With a company as big as Google, people come and go often. Sometimes it even involves people in high-level positions or high-profile jobs. But when an executive from an already controversial division leaves, it’s hard not to notice. This may be the type of publicity that John Justice is receiving now, after Google confirmed his departure. After all, Justice is not only vice president of one of the biggest technology companies in the world, he is also the head of product for Stadia, the game streaming service that many now doubt will survive long.

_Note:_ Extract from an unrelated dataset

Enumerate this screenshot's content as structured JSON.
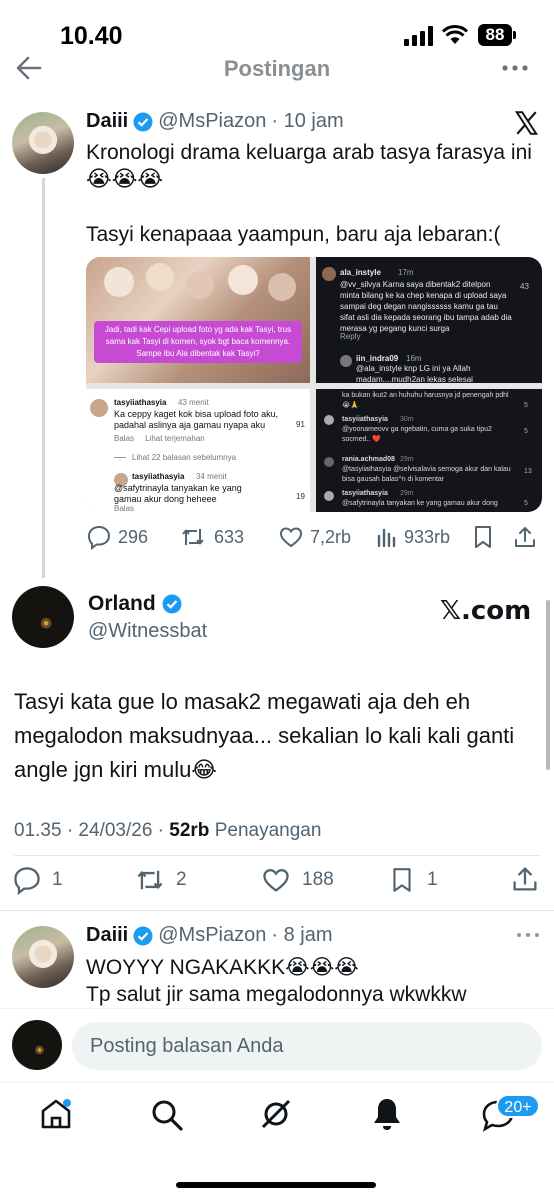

Although it was not the first of its kind, Google jumping into the game streaming movement has definitely added a bit of credibility to this market. Unfortunately, Stadia’s problems were also reflected negatively in this market, with some doubting whether game streaming will remain a viable industry in the long run, not to mention profitable. This latest news may not directly affect opinions about game streaming, but it raises doubts about Stadia’s long-term chances.
John Justice was responsible for the consumer experience at Stadia, practically the man who talked about things that excited Stadia users. Google eventually curbed its forward-looking teasers after it was burned for overpromising and underdelivering. Going in the completely opposite direction, he now talks about these features only after they have been available for days or even weeks.
Justice’s departure is probably not catastrophic for Stadia, but neither is it an encouraging picture. This happened two months after Google closed its game development studio Stadia, which has already raised doubts about whether Google would be in this for a long time. This news, which has been confirmed for 9to5Google, also does Stadia no favors.
That said, it’s not like Stadia is stagnating and regularly adds new titles to its digital shelf. It also continues to improve the experience, even though the new features it adds are basic things you’ve been expecting from day one. On the other hand, Google is also famous for shutting down apps and services that it actively maintains, regardless of how many people pay for them.